Ivar’s is a Seattle icon, with several different restaurants at different locations. The original Ivar’s Acres of Clams is still in downtown Seattle, on the waterfront. Another great favorite is in Mukilteo, right next to the Mukilteo Ferry, where they have both a beautiful restaurant and an outdoor quick-stop, so while waiting for the next ferry over to Whidbey Island, you can snack on fish and chips – or clams and chips, scallops and chips, salmon and chips, halibut and chips . . . you catch the drift. All hot and freshly made, there is no more wonderful fast food – to me – in the world.

During a break in my busy day, I had a crab-on-crab meal, Dungeness crab, it has it’s own sweet, intense flavor:


What you are looking at is a Dungeness Crab Cocktail on the left, and a Dungeness Crab Ceasar Salad on the right. Oh, yummmmm!

August 9, 2013 Posted by | Eating Out, Food, Living Conditions, Restaurant, Seattle, Travel | Leave a comment

Seattle SeaFair Air Show

We were having a lazy Sunday when the buzzing started. At first I thought it was someone mowing the lawn, and then we looked outside – and discovered we had a world class view of the SeaFair Air Show. Oh, what fun! Single engine planes, bi-planes, and a military-appearing jet squad that I don’t think was our Pensacola home team, the Blue Angels:





Boats tie up days in advance to have a key position for the hydroplane races; many of the people are scantily clad. This used to be more family oriented, but now the rescue teams are called upon frequently to rescue the drunks who fall into the water, or worse – hurt themselves while drunk doing stupid things:


There is nothing so exciting as the sound of hydroplanes racing:








August 8, 2013 Posted by | Adventure, Arts & Handicrafts, Beauty, Seattle | , | 4 Comments

Some Peeks in Edmonds, Washington

You would love Edmonds, Washington.

It is a picturesque village. Along Main Street, and Fifth Avenue there are corner gardens, maintained by the city. This year, they are planted primarily with white flowers, big, fluffy flowers which make all the other flowers POP! with color. Overhead, from the lamp posts, are huge hanging baskets, full of a variety of plants, mostly purples, blues and fuchsias. The overall effect is stunning.

On our way to her manicure-pedicure, I drove Mom around looking at the sights. Down at the Edmonds Beach, I was shocked to see an eagle, perched on a piling. The shot isn’t very good, I jumped out of the car in a hurry and snapped, not taking enough time, but I was so surprised – I had never seen an eagle there before.


After lunch, as we headed out, we saw people touching up one of the murals Edmonds has painted on the sides of buildings there:


Here is another one, nearby:


I love it that this sweet little town, with its ferry coming faithfully in and out, preserves its identity and character in the face of changing times.

August 8, 2013 Posted by | Arts & Handicrafts, Beauty, Bureaucracy, Character, Cultural, Customer Service, ExPat Life, Living Conditions, Venice, Wildlife | Leave a comment

Eid Mubarak 2013!

Screen shot 2013-08-06 at 8.54.40 AM

May all your fasting and sacrifices be acceptable!
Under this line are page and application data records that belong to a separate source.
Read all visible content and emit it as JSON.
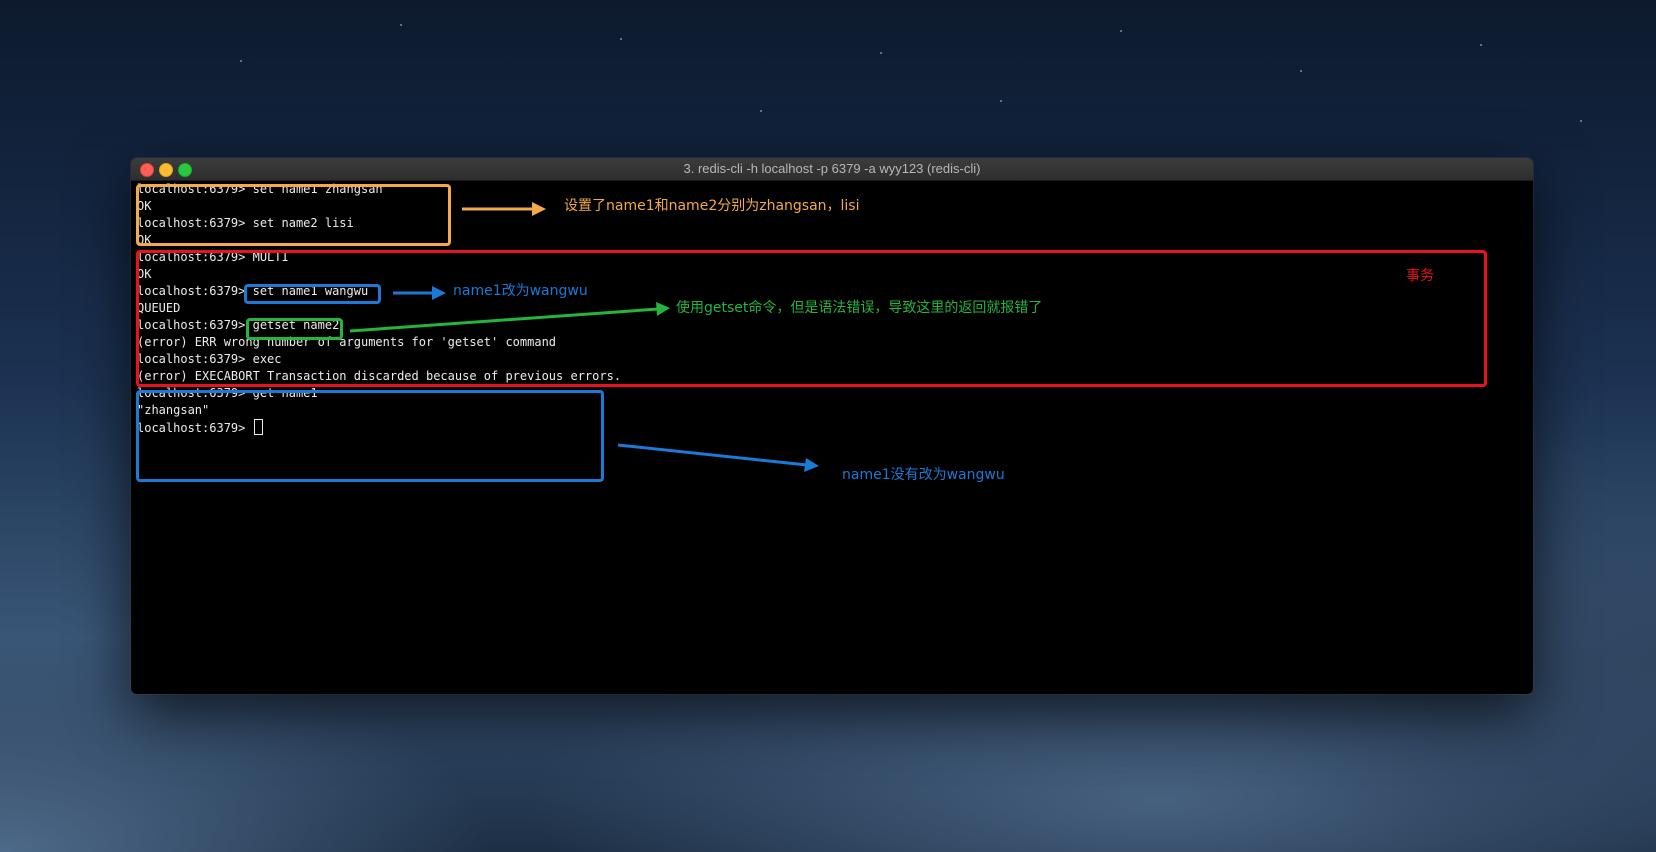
{
  "window": {
    "title": "3. redis-cli -h localhost -p 6379 -a wyy123 (redis-cli)"
  },
  "terminal": {
    "lines": [
      "localhost:6379> set name1 zhangsan",
      "OK",
      "localhost:6379> set name2 lisi",
      "OK",
      "localhost:6379> MULTI",
      "OK",
      "localhost:6379> set name1 wangwu",
      "QUEUED",
      "localhost:6379> getset name2",
      "(error) ERR wrong number of arguments for 'getset' command",
      "localhost:6379> exec",
      "(error) EXECABORT Transaction discarded because of previous errors.",
      "localhost:6379> get name1",
      "\"zhangsan\"",
      "localhost:6379> "
    ]
  },
  "annotations": {
    "set_values": "设置了name1和name2分别为zhangsan，lisi",
    "transaction": "事务",
    "name1_changed": "name1改为wangwu",
    "getset_error": "使用getset命令，但是语法错误，导致这里的返回就报错了",
    "name1_unchanged": "name1没有改为wangwu"
  },
  "colors": {
    "orange": "#f4a94b",
    "red": "#e8131f",
    "blue": "#1a7ad6",
    "green": "#23b53f",
    "close": "#fe5f57",
    "minimize": "#febc2e",
    "zoom": "#28c840"
  }
}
May you receive the blessings of this long, very hot month of Ramadan! May you and your family have peace and the blessings of love, understanding and abundance!
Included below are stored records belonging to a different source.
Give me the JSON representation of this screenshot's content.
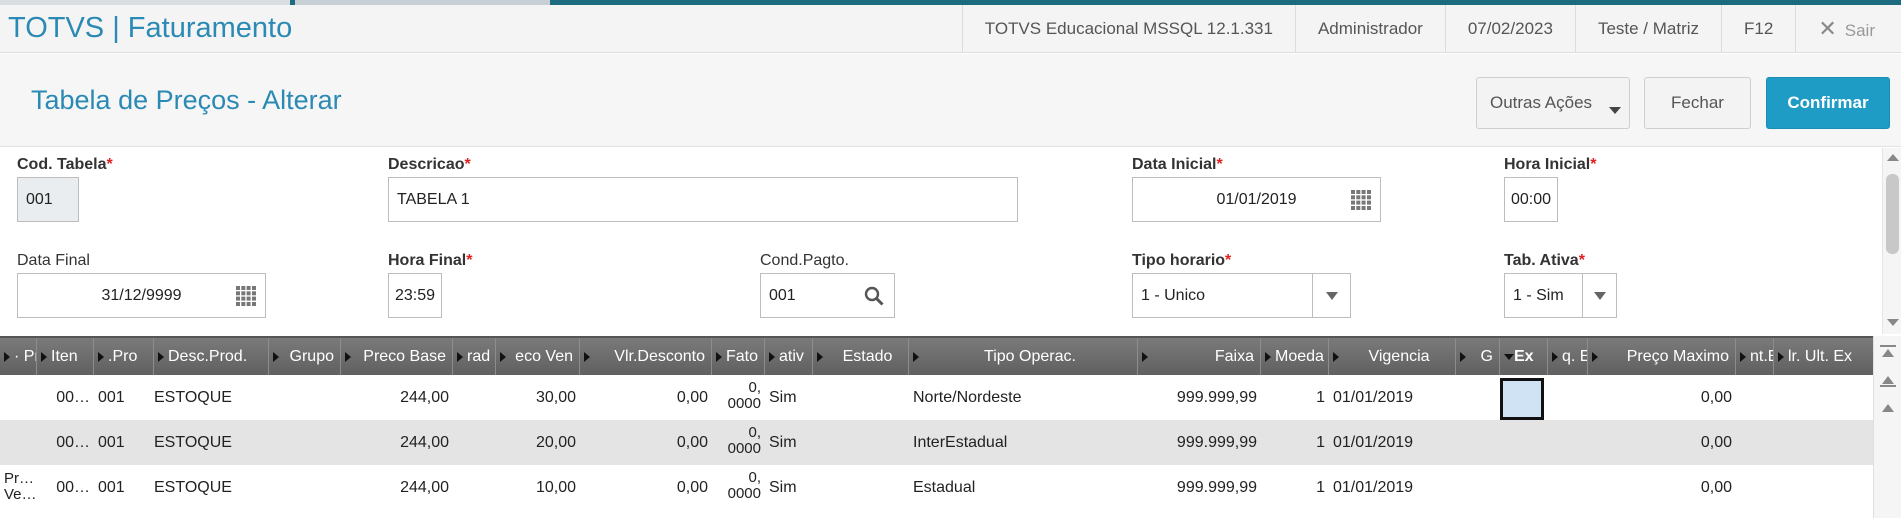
{
  "app": {
    "title": "TOTVS | Faturamento",
    "system": "TOTVS Educacional MSSQL 12.1.331",
    "user": "Administrador",
    "date": "07/02/2023",
    "branch": "Teste / Matriz",
    "help": "F12",
    "exit_label": "Sair"
  },
  "page": {
    "title": "Tabela de Preços - Alterar",
    "actions": {
      "more": "Outras Ações",
      "close": "Fechar",
      "confirm": "Confirmar"
    }
  },
  "form": {
    "cod_tabela": {
      "label": "Cod. Tabela",
      "value": "001"
    },
    "descricao": {
      "label": "Descricao",
      "value": "TABELA 1"
    },
    "data_inicial": {
      "label": "Data Inicial",
      "value": "01/01/2019"
    },
    "hora_inicial": {
      "label": "Hora Inicial",
      "value": "00:00"
    },
    "data_final": {
      "label": "Data Final",
      "value": "31/12/9999"
    },
    "hora_final": {
      "label": "Hora Final",
      "value": "23:59"
    },
    "cond_pagto": {
      "label": "Cond.Pagto.",
      "value": "001"
    },
    "tipo_horario": {
      "label": "Tipo horario",
      "value": "1 - Unico"
    },
    "tab_ativa": {
      "label": "Tab. Ativa",
      "value": "1 - Sim"
    },
    "required_mark": "*"
  },
  "grid": {
    "headers": [
      "· Pr",
      "Iten",
      ".Pro",
      "Desc.Prod.",
      "Grupo",
      "Preco Base",
      "rad",
      "eco Ven",
      "Vlr.Desconto",
      "Fato",
      "ativ",
      "Estado",
      "Tipo Operac.",
      "Faixa",
      "Moeda",
      "Vigencia",
      "G",
      "Ex",
      "q. E",
      "Preço Maximo",
      "nt.E",
      "lr. Ult. Ex"
    ],
    "rows": [
      {
        "c0": "",
        "c1": "00…",
        "c2": "001",
        "c3": "ESTOQUE",
        "c5": "244,00",
        "c7": "30,00",
        "c8": "0,00",
        "c9a": "0,",
        "c9b": "0000",
        "c10": "Sim",
        "c12": "Norte/Nordeste",
        "c13": "999.999,99",
        "c14": "1",
        "c15": "01/01/2019",
        "c19": "0,00"
      },
      {
        "c0": "",
        "c1": "00…",
        "c2": "001",
        "c3": "ESTOQUE",
        "c5": "244,00",
        "c7": "20,00",
        "c8": "0,00",
        "c9a": "0,",
        "c9b": "0000",
        "c10": "Sim",
        "c12": "InterEstadual",
        "c13": "999.999,99",
        "c14": "1",
        "c15": "01/01/2019",
        "c19": "0,00"
      },
      {
        "c0a": "Pr…",
        "c0b": "Ve…",
        "c1": "00…",
        "c2": "001",
        "c3": "ESTOQUE",
        "c5": "244,00",
        "c7": "10,00",
        "c8": "0,00",
        "c9a": "0,",
        "c9b": "0000",
        "c10": "Sim",
        "c12": "Estadual",
        "c13": "999.999,99",
        "c14": "1",
        "c15": "01/01/2019",
        "c19": "0,00"
      }
    ]
  },
  "colors": {
    "accent": "#2a8ab4",
    "confirm": "#1e9cc6",
    "required": "#e02020"
  }
}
August 8, 2013 Posted by | Uncategorized | Leave a comment